▸ **Work required**
Check every line of the data and copy the ones where "this" appears.

*** Material to process ***

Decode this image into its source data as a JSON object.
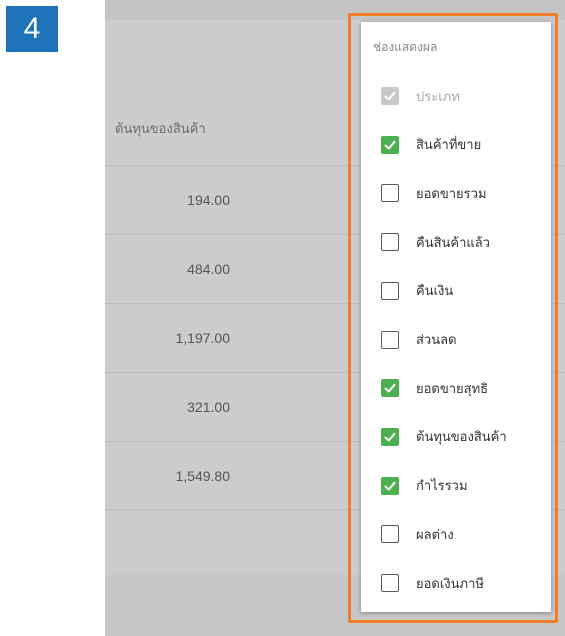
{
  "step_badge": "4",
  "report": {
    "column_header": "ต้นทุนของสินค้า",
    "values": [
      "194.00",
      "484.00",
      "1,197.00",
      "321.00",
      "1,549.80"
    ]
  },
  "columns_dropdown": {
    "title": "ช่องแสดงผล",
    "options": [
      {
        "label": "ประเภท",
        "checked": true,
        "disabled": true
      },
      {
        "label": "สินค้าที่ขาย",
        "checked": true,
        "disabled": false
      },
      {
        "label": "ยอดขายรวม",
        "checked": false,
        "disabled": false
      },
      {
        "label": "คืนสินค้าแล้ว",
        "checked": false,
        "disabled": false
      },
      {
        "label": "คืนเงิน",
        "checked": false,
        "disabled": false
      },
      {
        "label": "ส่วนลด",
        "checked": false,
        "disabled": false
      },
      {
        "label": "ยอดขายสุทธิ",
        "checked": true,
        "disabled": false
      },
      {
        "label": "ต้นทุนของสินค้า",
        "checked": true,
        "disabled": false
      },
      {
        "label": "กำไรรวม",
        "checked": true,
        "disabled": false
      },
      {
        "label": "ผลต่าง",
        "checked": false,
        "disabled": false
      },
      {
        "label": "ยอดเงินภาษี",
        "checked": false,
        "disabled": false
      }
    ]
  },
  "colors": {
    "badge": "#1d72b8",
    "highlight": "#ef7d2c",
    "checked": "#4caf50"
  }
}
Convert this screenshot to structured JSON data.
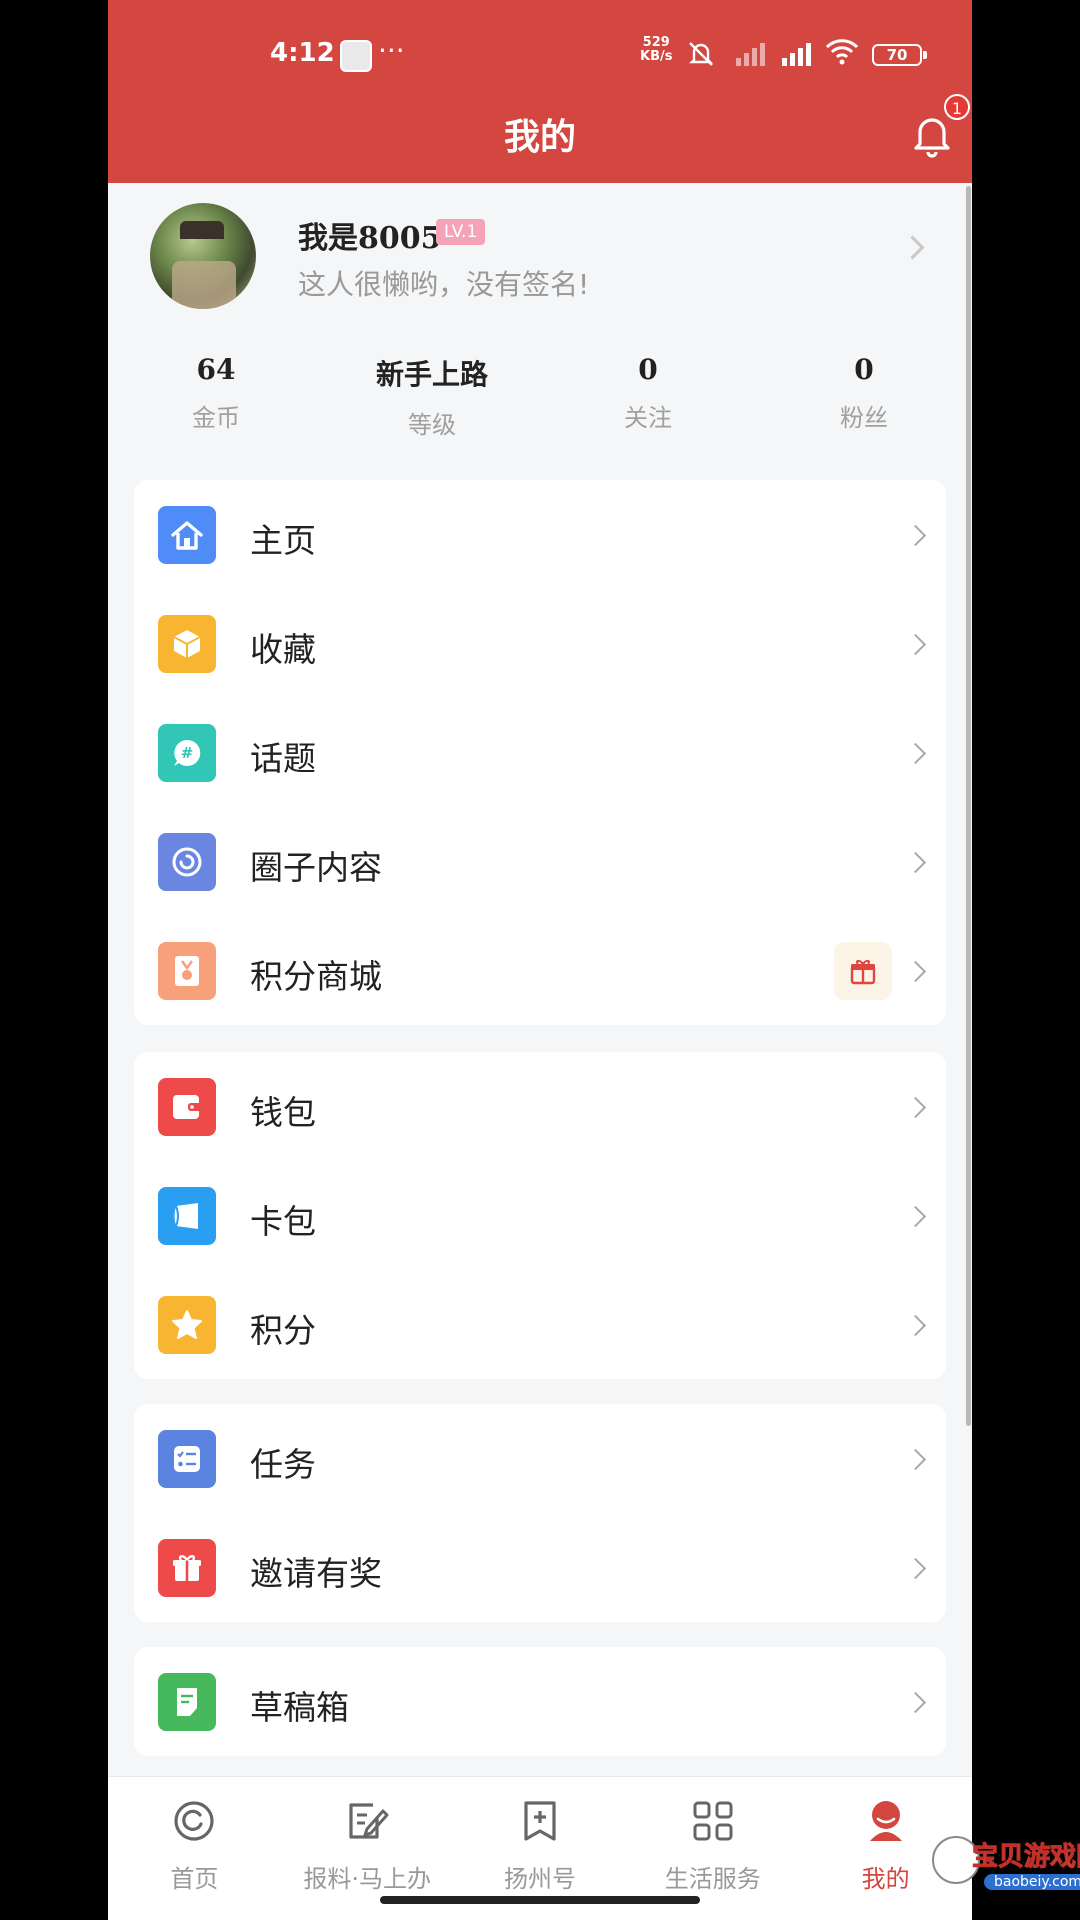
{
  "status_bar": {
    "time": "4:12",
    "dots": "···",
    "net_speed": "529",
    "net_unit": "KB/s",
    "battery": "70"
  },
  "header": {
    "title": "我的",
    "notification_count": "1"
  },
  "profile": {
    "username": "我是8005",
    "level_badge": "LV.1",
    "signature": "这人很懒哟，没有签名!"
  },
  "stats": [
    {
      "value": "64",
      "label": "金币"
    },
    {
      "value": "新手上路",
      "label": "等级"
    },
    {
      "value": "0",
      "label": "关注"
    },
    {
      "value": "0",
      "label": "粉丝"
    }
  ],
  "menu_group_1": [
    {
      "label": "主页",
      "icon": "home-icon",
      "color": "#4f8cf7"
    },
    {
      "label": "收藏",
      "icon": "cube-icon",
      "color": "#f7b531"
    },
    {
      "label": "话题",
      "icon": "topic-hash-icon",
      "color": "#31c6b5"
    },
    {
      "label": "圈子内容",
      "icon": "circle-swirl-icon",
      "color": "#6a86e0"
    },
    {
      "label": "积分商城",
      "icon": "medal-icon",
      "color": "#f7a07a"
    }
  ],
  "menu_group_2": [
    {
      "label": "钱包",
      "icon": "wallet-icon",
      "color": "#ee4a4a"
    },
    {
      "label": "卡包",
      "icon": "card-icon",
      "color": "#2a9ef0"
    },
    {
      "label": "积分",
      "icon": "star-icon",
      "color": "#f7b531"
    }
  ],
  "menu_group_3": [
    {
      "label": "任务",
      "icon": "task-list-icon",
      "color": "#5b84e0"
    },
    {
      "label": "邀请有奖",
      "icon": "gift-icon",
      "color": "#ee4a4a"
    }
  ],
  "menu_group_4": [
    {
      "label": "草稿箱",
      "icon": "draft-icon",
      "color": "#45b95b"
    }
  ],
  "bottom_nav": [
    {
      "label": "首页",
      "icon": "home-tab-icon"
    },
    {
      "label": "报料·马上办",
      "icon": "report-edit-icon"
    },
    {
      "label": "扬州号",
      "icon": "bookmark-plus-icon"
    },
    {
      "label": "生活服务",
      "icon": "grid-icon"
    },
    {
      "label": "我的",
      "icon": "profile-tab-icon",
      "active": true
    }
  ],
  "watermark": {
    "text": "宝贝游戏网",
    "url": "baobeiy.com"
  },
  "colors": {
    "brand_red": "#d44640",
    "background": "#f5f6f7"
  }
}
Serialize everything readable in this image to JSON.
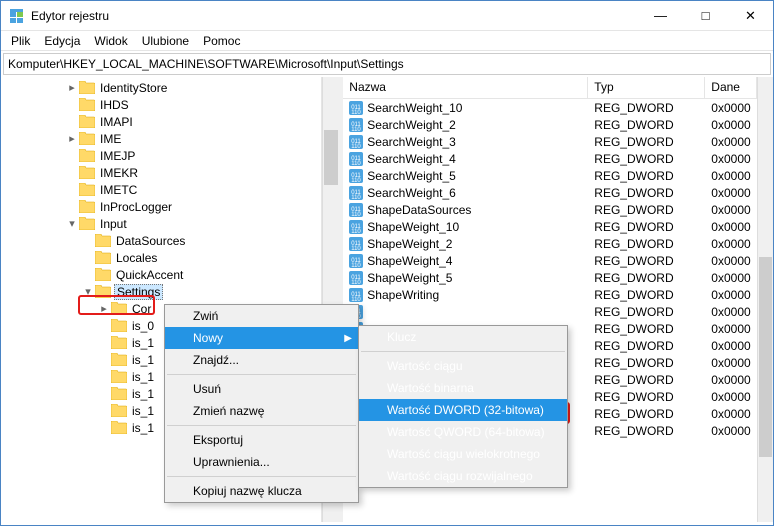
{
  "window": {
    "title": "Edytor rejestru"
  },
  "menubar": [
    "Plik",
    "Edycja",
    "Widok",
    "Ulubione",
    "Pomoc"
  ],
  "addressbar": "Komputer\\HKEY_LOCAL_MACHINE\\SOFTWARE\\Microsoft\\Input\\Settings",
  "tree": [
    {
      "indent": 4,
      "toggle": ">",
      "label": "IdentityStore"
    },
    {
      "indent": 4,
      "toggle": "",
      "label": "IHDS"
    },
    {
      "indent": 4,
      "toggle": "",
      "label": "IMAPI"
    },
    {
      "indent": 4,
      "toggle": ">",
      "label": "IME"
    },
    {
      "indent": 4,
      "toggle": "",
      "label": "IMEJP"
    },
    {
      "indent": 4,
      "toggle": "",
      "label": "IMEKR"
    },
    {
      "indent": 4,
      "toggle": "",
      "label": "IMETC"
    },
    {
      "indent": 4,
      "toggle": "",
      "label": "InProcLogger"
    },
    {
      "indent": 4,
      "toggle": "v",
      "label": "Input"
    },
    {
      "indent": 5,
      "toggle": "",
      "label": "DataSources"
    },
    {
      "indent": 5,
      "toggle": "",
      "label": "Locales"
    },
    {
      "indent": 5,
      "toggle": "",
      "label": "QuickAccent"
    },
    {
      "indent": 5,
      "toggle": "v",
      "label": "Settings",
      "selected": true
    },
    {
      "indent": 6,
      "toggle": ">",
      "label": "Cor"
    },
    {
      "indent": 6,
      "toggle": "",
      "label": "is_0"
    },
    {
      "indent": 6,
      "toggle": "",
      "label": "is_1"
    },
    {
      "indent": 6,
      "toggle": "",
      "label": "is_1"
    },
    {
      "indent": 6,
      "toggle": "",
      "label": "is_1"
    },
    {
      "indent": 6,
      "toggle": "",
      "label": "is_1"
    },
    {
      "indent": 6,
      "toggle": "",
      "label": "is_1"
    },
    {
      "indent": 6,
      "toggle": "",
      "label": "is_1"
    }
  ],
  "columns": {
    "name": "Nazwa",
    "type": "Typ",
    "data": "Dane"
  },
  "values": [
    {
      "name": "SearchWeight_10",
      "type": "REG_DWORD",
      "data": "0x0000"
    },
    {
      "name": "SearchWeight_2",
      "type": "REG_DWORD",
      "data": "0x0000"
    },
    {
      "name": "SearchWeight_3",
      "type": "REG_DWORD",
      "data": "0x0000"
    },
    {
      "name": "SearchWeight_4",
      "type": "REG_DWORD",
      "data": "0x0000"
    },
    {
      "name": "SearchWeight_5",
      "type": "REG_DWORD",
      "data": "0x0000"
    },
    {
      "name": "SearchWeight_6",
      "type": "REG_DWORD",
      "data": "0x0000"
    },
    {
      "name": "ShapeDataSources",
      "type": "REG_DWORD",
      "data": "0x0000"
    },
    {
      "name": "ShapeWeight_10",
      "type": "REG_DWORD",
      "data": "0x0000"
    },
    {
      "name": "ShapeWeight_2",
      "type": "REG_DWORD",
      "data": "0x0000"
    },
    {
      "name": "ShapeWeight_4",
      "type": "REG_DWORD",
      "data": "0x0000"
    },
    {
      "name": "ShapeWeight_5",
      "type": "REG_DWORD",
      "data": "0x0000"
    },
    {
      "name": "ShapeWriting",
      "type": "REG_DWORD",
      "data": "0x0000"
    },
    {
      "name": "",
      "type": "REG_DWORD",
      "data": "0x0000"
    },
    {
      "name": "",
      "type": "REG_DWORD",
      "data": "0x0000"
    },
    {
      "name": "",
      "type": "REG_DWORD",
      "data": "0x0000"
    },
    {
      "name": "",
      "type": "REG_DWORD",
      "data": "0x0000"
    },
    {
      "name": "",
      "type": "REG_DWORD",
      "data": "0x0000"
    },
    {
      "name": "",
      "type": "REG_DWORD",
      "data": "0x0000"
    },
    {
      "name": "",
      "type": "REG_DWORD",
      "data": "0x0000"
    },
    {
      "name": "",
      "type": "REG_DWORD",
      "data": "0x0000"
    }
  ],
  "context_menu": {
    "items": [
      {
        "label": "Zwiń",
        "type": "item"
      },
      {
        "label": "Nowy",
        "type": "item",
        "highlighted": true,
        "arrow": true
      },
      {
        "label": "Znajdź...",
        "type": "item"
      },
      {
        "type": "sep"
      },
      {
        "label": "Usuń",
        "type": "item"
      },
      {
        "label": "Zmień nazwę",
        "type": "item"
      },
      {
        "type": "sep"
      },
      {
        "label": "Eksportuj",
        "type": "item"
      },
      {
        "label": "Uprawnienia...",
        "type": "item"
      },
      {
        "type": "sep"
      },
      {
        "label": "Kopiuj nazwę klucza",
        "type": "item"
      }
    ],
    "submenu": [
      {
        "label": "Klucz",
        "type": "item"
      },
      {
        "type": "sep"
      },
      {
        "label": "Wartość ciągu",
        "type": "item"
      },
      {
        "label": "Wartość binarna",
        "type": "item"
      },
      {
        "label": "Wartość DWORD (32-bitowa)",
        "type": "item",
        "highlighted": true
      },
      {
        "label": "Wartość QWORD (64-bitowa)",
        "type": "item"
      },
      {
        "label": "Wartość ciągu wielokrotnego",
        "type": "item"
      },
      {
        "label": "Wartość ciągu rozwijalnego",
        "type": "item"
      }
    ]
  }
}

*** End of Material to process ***

▸ **Exercise result**
Decode this image into its source data as a JSON object.
Convert this screenshot to structured JSON data.
Serialize everything readable in this image to JSON.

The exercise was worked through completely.